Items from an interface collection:
§ §
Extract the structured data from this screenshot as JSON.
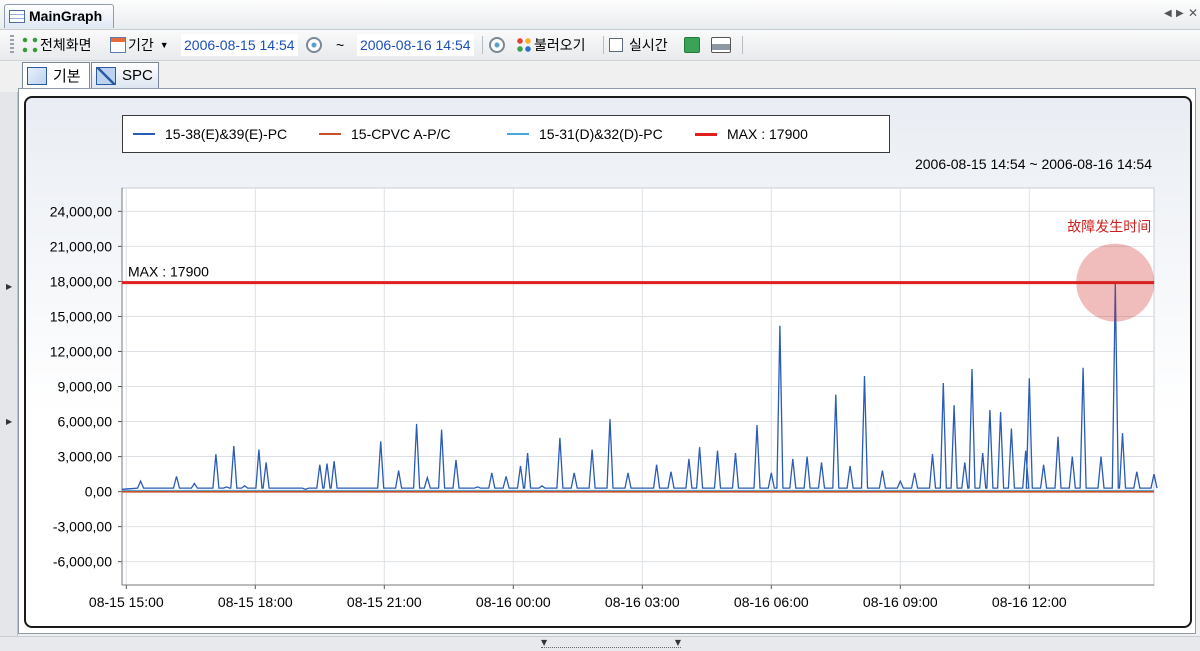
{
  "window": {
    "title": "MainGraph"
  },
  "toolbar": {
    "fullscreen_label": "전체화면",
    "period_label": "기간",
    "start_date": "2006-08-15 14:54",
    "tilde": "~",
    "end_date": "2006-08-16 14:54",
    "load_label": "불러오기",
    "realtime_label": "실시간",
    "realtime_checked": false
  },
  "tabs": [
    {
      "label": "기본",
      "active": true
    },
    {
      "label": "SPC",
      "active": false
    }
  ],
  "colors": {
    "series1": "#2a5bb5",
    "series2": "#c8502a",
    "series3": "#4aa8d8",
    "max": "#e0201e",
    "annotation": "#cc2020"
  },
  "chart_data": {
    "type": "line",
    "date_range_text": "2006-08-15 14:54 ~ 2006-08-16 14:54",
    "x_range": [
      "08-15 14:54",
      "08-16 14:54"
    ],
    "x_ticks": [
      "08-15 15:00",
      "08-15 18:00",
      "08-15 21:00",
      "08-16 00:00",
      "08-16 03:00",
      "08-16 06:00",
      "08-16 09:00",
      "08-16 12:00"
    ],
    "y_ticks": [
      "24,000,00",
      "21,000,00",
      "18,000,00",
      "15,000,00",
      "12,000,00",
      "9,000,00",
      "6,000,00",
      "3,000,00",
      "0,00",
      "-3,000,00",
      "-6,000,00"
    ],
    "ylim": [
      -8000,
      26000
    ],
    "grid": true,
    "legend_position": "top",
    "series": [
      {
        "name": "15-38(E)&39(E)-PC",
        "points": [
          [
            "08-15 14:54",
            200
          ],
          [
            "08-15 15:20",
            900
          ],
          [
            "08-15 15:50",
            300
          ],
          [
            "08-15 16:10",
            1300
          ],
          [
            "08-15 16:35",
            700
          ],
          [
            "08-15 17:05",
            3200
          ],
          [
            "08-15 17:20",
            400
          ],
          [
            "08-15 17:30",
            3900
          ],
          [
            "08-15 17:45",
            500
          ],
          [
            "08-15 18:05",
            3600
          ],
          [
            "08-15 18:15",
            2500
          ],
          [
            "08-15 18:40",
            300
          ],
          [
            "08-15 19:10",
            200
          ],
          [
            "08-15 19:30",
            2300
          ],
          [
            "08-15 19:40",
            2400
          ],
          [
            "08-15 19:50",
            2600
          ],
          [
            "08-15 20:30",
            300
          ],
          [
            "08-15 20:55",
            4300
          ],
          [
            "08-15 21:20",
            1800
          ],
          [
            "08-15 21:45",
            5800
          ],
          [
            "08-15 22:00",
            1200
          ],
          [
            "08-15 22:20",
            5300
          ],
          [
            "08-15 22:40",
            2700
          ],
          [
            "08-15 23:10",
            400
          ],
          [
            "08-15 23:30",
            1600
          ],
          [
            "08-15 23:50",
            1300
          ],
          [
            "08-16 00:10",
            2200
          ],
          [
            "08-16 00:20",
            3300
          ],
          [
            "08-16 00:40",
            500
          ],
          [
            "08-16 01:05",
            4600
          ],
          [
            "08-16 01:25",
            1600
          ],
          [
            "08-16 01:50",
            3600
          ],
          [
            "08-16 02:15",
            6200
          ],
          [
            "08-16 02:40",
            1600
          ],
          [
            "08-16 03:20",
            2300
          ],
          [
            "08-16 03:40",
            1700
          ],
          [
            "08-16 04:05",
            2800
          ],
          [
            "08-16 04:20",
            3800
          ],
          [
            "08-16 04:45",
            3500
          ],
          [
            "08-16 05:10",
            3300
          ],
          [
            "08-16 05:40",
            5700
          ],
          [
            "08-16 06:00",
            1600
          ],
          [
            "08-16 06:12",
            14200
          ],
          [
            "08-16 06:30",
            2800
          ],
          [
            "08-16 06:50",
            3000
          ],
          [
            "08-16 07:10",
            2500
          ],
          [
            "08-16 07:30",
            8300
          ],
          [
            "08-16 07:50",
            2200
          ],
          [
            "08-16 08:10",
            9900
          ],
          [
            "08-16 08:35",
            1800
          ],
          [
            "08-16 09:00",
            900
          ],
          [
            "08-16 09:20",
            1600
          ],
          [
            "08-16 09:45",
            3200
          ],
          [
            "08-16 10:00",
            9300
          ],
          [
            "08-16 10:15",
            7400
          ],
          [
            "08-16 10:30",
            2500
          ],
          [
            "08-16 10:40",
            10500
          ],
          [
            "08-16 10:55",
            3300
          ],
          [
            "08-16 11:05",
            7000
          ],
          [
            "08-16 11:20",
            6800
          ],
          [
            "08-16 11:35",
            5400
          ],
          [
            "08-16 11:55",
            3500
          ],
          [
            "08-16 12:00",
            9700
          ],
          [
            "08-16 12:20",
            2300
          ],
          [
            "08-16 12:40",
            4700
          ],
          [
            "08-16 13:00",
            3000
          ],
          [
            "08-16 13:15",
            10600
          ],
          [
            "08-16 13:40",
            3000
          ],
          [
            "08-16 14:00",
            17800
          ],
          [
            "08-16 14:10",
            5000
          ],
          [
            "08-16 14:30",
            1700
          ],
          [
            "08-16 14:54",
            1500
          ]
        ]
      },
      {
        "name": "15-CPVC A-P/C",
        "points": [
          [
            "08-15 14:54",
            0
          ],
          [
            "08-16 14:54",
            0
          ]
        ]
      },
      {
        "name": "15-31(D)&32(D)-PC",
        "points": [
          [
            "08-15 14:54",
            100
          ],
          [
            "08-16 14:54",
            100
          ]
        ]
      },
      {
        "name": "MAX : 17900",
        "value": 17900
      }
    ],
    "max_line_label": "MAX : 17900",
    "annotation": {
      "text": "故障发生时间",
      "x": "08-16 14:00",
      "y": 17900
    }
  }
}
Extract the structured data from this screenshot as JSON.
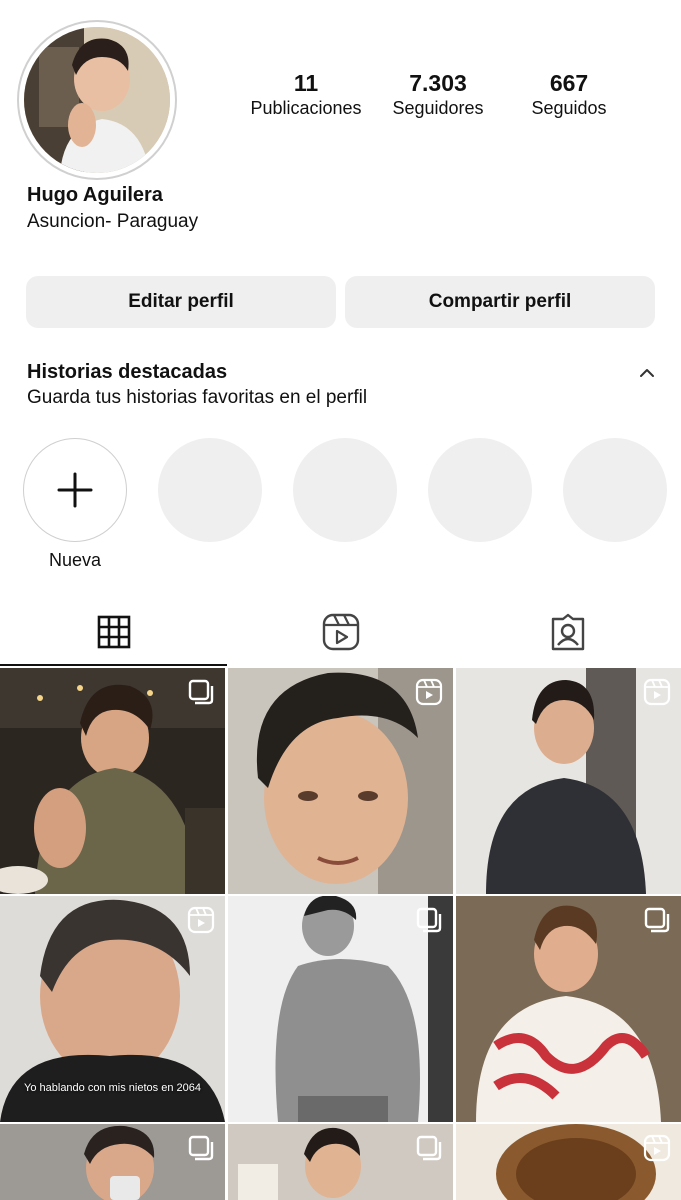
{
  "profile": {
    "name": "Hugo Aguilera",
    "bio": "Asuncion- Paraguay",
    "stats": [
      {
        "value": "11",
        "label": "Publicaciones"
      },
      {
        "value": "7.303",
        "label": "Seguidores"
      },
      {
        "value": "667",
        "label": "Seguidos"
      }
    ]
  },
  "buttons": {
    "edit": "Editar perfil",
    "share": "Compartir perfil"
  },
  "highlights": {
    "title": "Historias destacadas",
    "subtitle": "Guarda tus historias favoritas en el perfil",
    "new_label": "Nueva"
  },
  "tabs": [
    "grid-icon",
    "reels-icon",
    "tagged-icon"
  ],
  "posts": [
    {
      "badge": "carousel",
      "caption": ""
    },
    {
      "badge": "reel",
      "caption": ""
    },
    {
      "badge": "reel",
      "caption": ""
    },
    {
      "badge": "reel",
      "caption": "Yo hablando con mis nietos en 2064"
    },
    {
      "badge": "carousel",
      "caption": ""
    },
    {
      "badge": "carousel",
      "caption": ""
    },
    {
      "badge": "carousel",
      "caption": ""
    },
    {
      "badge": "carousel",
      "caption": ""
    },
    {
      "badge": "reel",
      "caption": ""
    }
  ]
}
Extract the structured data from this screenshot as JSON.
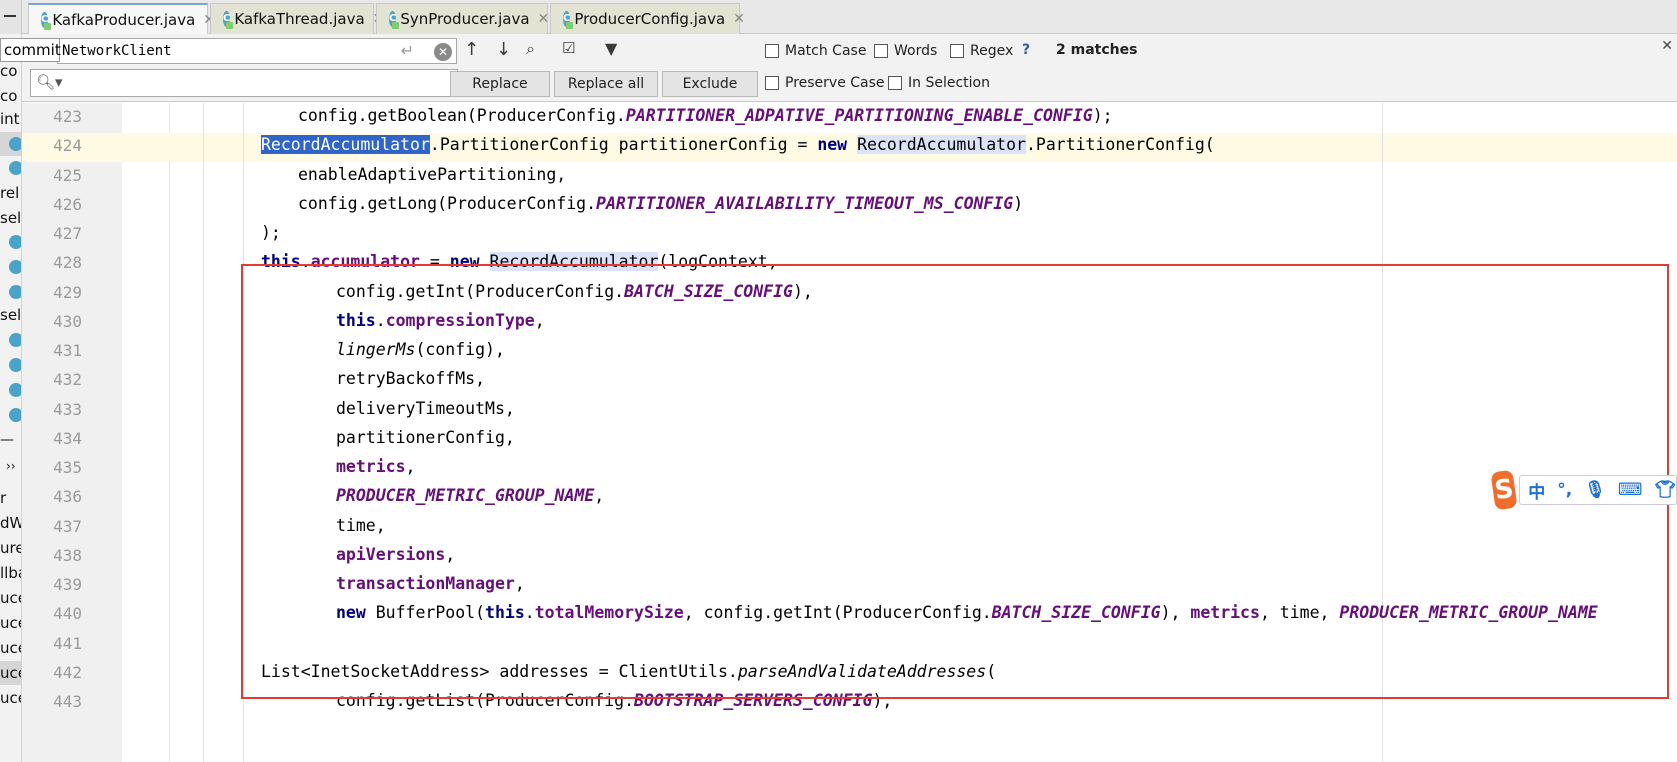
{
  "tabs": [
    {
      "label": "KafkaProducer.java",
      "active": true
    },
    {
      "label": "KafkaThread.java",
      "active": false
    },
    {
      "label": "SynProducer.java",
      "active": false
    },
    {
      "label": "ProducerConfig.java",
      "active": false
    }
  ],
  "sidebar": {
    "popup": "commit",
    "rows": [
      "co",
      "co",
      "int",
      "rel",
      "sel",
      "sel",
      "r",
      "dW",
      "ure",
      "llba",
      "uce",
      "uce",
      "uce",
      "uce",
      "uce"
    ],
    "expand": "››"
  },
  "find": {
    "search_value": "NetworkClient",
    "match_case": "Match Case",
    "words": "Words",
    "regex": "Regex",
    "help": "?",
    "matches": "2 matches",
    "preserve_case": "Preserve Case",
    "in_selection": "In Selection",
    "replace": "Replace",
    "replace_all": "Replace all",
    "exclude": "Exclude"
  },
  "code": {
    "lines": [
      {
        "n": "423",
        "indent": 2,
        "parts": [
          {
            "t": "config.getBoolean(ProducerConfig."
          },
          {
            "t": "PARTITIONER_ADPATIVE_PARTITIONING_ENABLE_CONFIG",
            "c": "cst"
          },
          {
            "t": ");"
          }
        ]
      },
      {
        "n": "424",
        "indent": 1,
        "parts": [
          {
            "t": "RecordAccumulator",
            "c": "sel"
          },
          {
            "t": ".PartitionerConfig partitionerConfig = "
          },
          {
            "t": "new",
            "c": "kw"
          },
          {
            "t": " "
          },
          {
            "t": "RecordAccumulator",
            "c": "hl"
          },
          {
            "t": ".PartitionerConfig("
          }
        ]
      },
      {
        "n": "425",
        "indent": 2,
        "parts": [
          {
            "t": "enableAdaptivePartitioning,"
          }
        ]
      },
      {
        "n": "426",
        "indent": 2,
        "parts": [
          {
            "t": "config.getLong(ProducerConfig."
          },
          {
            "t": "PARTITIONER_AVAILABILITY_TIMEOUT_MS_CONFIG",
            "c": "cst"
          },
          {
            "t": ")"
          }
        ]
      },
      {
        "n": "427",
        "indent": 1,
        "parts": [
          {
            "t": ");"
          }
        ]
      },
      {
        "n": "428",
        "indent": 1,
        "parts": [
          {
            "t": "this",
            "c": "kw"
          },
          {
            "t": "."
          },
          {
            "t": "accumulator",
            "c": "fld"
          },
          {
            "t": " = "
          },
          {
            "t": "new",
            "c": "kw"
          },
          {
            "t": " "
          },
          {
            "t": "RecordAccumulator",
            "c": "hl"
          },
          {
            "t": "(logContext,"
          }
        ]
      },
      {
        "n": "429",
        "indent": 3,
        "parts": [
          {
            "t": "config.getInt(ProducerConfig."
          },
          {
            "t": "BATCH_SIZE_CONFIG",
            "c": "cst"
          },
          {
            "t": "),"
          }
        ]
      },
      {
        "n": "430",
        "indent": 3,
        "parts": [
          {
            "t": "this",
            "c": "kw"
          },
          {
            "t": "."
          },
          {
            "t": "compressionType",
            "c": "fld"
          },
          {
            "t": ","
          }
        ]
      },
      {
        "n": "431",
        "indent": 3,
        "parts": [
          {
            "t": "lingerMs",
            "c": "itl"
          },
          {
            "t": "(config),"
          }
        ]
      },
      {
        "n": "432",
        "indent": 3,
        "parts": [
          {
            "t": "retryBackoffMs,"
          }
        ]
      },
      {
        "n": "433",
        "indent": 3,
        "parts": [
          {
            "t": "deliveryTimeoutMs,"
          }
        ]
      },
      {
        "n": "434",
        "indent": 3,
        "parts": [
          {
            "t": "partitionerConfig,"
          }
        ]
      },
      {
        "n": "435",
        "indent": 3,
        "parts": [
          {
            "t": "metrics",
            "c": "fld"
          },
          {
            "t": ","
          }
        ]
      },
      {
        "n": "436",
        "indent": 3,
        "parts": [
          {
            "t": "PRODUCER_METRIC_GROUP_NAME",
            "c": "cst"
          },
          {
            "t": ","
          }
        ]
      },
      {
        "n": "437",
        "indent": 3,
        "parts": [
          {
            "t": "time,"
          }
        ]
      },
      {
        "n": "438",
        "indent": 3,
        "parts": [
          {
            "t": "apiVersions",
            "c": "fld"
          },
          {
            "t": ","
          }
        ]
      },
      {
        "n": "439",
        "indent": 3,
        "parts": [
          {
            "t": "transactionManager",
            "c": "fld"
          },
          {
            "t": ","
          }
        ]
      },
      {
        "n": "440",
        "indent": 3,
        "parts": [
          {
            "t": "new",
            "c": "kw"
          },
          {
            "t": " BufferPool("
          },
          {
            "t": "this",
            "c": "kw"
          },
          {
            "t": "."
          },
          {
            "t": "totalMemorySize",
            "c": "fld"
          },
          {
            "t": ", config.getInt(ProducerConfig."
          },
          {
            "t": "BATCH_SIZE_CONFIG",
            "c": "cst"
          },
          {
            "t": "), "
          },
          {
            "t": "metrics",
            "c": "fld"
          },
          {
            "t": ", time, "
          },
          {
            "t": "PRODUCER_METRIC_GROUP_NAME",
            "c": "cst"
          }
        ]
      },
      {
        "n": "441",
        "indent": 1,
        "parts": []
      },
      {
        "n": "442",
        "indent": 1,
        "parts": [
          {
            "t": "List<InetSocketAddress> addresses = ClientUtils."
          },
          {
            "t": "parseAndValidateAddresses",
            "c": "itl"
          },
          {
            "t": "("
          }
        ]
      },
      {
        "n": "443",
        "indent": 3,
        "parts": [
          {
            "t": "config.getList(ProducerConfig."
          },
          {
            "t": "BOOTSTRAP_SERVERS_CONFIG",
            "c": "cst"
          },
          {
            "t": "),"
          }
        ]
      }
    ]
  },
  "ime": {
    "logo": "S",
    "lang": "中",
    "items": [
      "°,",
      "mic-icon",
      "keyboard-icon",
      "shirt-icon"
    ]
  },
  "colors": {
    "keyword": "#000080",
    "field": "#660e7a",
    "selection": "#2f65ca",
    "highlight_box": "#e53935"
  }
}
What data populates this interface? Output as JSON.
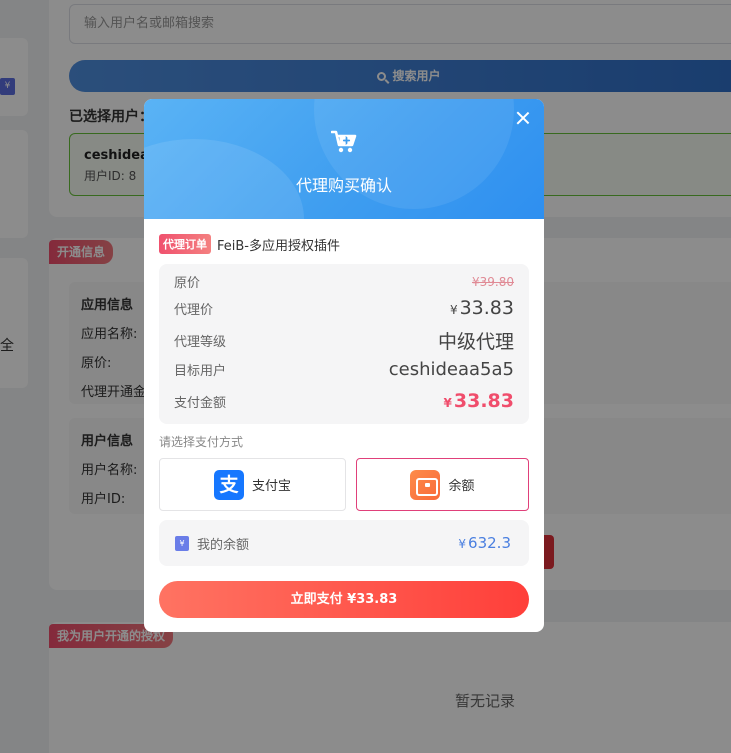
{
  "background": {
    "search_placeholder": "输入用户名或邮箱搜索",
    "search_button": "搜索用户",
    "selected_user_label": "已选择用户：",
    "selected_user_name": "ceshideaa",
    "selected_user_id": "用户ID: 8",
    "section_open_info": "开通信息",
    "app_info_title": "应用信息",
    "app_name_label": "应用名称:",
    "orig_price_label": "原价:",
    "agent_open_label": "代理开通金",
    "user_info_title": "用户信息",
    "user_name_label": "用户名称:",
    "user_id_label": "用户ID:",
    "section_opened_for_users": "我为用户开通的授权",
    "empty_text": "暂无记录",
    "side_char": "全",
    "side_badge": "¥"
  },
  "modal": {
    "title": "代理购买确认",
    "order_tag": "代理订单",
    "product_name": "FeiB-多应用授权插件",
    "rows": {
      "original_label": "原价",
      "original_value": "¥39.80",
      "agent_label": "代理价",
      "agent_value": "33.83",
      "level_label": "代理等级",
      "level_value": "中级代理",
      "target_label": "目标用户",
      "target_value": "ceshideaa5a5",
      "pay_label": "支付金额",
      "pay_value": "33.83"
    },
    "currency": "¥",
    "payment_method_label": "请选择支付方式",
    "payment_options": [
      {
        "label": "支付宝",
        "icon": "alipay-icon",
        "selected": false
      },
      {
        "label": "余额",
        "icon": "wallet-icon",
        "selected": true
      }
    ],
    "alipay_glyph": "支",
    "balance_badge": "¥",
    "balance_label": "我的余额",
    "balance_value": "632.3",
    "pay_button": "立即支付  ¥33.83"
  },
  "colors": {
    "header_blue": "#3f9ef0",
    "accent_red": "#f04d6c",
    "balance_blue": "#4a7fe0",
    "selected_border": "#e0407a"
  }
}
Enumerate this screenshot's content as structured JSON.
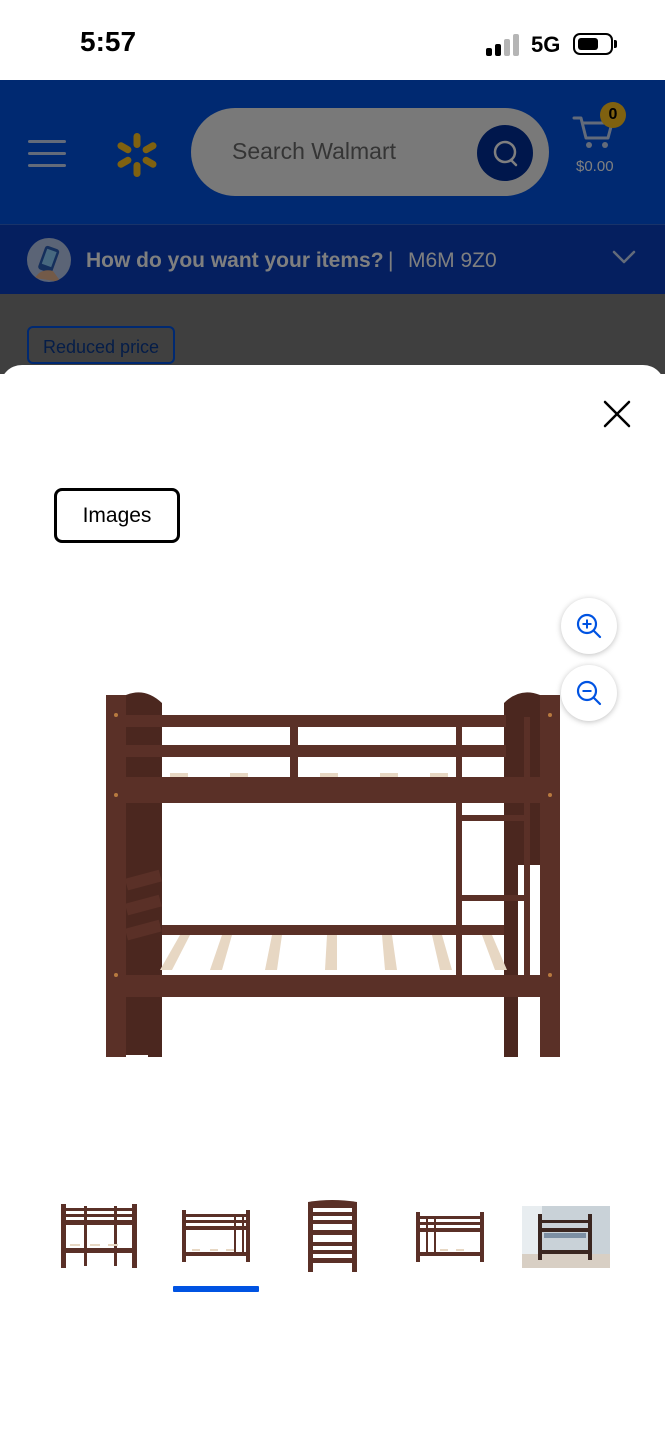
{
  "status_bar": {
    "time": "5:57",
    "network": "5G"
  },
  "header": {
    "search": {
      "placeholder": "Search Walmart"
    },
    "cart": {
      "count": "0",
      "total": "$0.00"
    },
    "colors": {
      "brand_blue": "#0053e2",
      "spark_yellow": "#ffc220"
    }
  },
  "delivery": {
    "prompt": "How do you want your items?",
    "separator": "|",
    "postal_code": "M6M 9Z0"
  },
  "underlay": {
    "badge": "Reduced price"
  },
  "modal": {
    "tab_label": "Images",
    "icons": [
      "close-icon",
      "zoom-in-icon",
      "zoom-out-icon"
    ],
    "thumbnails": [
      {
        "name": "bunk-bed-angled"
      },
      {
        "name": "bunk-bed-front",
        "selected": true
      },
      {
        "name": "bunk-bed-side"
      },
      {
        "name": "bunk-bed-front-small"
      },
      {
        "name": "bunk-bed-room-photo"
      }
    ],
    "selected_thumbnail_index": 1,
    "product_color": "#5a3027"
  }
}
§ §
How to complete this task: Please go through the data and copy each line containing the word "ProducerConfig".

Written response:
      "label": "ProducerConfig.java",
            "t": "config.getBoolean(ProducerConfig."
            "t": "config.getLong(ProducerConfig."
            "t": "config.getInt(ProducerConfig."
            "t": ", config.getInt(ProducerConfig."
            "t": "config.getList(ProducerConfig."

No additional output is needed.